WHAT YOU SHOULD DO — What is the count of lines in the records that include "Средство"? Reply with that number alone.
*** RECORDS TO PROCESS ***
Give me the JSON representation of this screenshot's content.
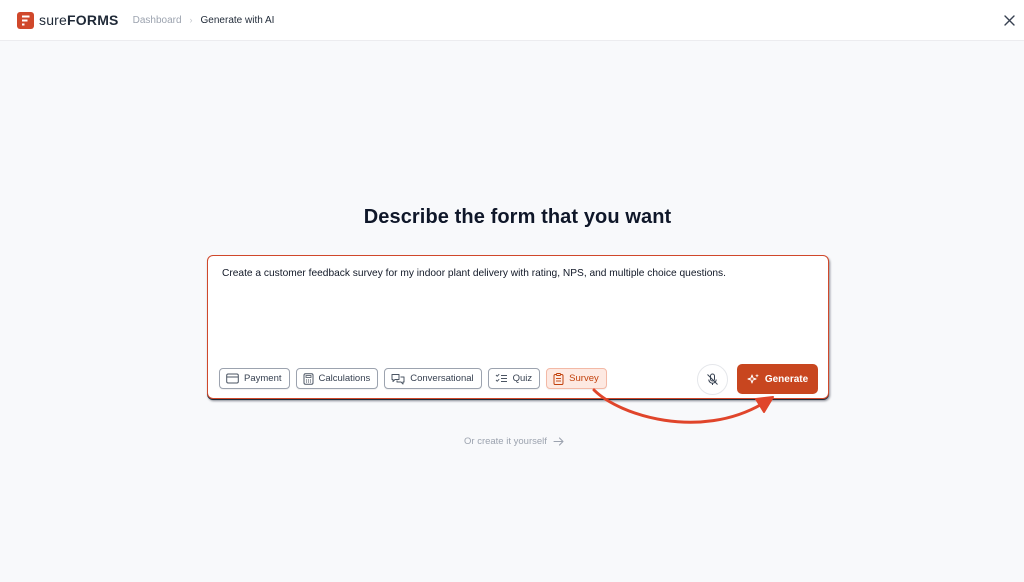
{
  "brand": {
    "name_light": "sure",
    "name_bold": "FORMS"
  },
  "breadcrumb": {
    "parent": "Dashboard",
    "current": "Generate with AI"
  },
  "heading": "Describe the form that you want",
  "prompt": {
    "value": "Create a customer feedback survey for my indoor plant delivery with rating, NPS, and multiple choice questions."
  },
  "chips": [
    {
      "label": "Payment",
      "icon": "credit-card-icon",
      "active": false
    },
    {
      "label": "Calculations",
      "icon": "calculator-icon",
      "active": false
    },
    {
      "label": "Conversational",
      "icon": "chat-bubbles-icon",
      "active": false
    },
    {
      "label": "Quiz",
      "icon": "checklist-icon",
      "active": false
    },
    {
      "label": "Survey",
      "icon": "clipboard-icon",
      "active": true
    }
  ],
  "generate_label": "Generate",
  "alt_link": "Or create it yourself",
  "colors": {
    "accent": "#c8461f",
    "annotation_arrow": "#e0452b",
    "chip_active_bg": "#fde9e2"
  }
}
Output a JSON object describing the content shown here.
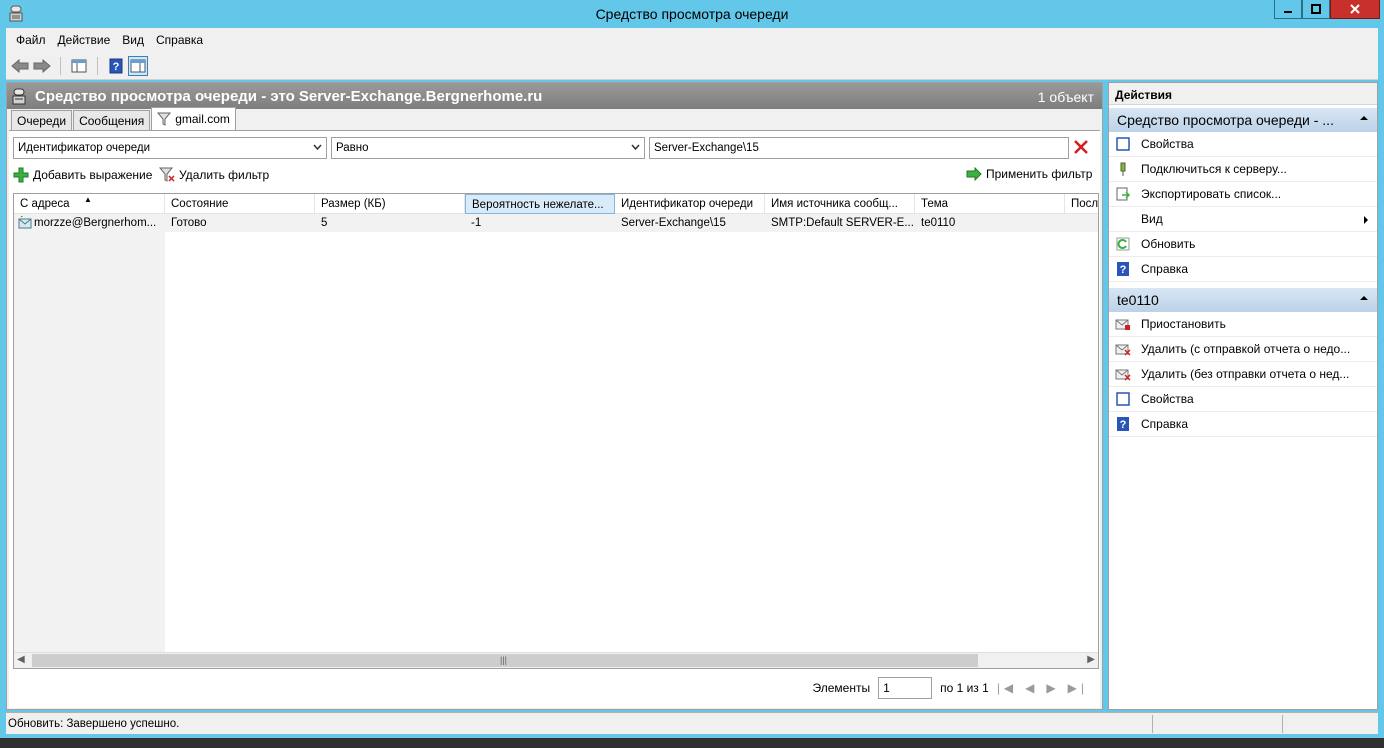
{
  "window": {
    "title": "Средство просмотра очереди"
  },
  "menu": [
    "Файл",
    "Действие",
    "Вид",
    "Справка"
  ],
  "main": {
    "header_title": "Средство просмотра очереди - это Server-Exchange.Bergnerhome.ru",
    "header_count": "1 объект",
    "tabs": [
      "Очереди",
      "Сообщения",
      "gmail.com"
    ],
    "filter": {
      "field": "Идентификатор очереди",
      "operator": "Равно",
      "value": "Server-Exchange\\15",
      "add_expression": "Добавить выражение",
      "remove_filter": "Удалить фильтр",
      "apply_filter": "Применить фильтр"
    },
    "columns": [
      "С адреса",
      "Состояние",
      "Размер (КБ)",
      "Вероятность нежелате...",
      "Идентификатор очереди",
      "Имя источника сообщ...",
      "Тема",
      "Посл"
    ],
    "rows": [
      [
        "morzze@Bergnerhom...",
        "Готово",
        "5",
        "-1",
        "Server-Exchange\\15",
        "SMTP:Default SERVER-E...",
        "te0110",
        ""
      ]
    ],
    "pager": {
      "label": "Элементы",
      "value": "1",
      "of": "по 1 из 1"
    }
  },
  "actions": {
    "title": "Действия",
    "section1": {
      "label": "Средство просмотра очереди - ...",
      "items": [
        "Свойства",
        "Подключиться к серверу...",
        "Экспортировать список...",
        "Вид",
        "Обновить",
        "Справка"
      ]
    },
    "section2": {
      "label": "te0110",
      "items": [
        "Приостановить",
        "Удалить (с отправкой отчета о недо...",
        "Удалить (без отправки отчета о нед...",
        "Свойства",
        "Справка"
      ]
    }
  },
  "status": {
    "text": "Обновить:  Завершено успешно."
  },
  "colors": {
    "titlebar": "#62c7e9",
    "close": "#c7302b",
    "header": "#8a8a8a",
    "section": "#c8dbee"
  }
}
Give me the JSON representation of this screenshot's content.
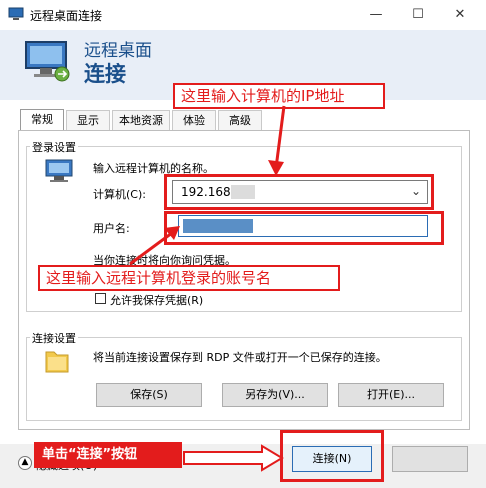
{
  "window": {
    "title": "远程桌面连接",
    "controls": {
      "minimize": "—",
      "maximize": "☐",
      "close": "✕"
    }
  },
  "header": {
    "line1": "远程桌面",
    "line2": "连接"
  },
  "tabs": [
    {
      "label": "常规",
      "active": true
    },
    {
      "label": "显示",
      "active": false
    },
    {
      "label": "本地资源",
      "active": false
    },
    {
      "label": "体验",
      "active": false
    },
    {
      "label": "高级",
      "active": false
    }
  ],
  "login": {
    "legend": "登录设置",
    "instruction": "输入远程计算机的名称。",
    "computer_label": "计算机(C):",
    "computer_value": "192.168.",
    "username_label": "用户名:",
    "prompt_text": "当你连接时将向你询问凭据。",
    "allow_save_label": "允许我保存凭据(R)"
  },
  "connection": {
    "legend": "连接设置",
    "description": "将当前连接设置保存到 RDP 文件或打开一个已保存的连接。",
    "save_label": "保存(S)",
    "save_as_label": "另存为(V)...",
    "open_label": "打开(E)..."
  },
  "footer": {
    "hide_options_label": "隐藏选项(O)",
    "connect_label": "连接(N)"
  },
  "annotations": {
    "ip_note": "这里输入计算机的IP地址",
    "user_note": "这里输入远程计算机登录的账号名",
    "connect_note": "单击“连接”按钮"
  },
  "colors": {
    "annotation": "#e31c1c",
    "header_text": "#1a4f8b",
    "header_bg": "#e8eef7"
  }
}
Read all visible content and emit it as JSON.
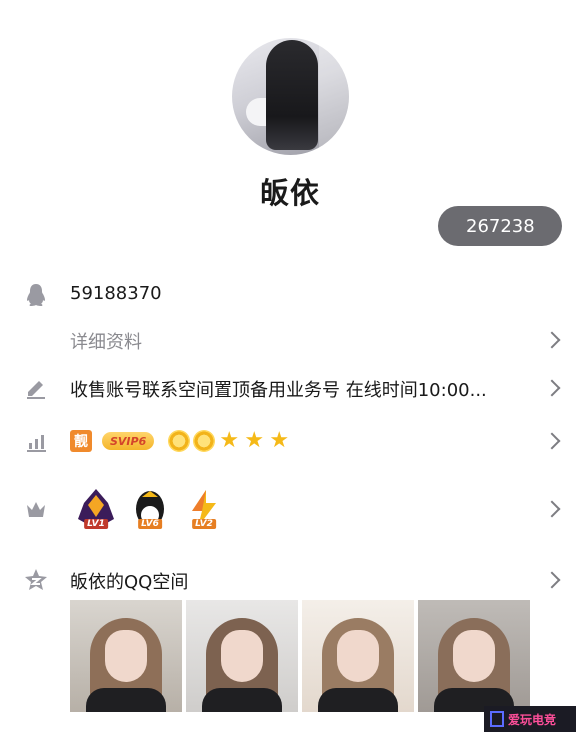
{
  "profile": {
    "nickname": "皈依",
    "likes": "267238"
  },
  "info": {
    "qq_number": "59188370",
    "detail_label": "详细资料",
    "signature": "收售账号联系空间置顶备用业务号 在线时间10:00..."
  },
  "badges": {
    "liang": "靓",
    "svip": "SVIP6",
    "levels": [
      "LV1",
      "LV6",
      "LV2"
    ]
  },
  "qzone": {
    "title": "皈依的QQ空间"
  },
  "watermark": {
    "text": "爱玩电竞"
  },
  "colors": {
    "likes_bg": "#6b6b70",
    "icon": "#9a9aa2",
    "accent_star": "#f5b918"
  },
  "icons": [
    "qq-penguin-icon",
    "pencil-icon",
    "chart-icon",
    "crown-icon",
    "qzone-star-icon",
    "chevron-right-icon"
  ]
}
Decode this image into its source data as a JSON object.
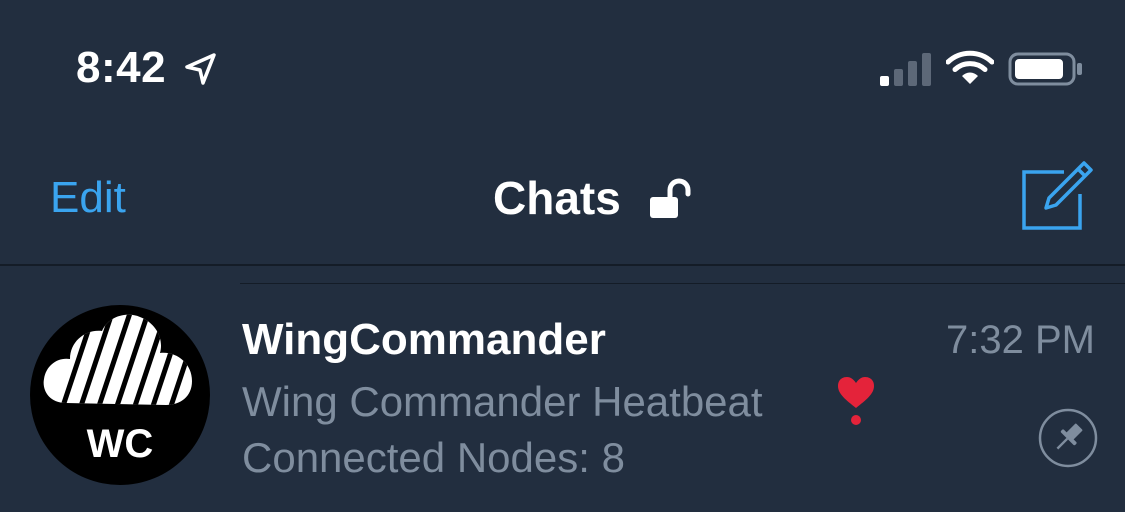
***
OUTPUT — 3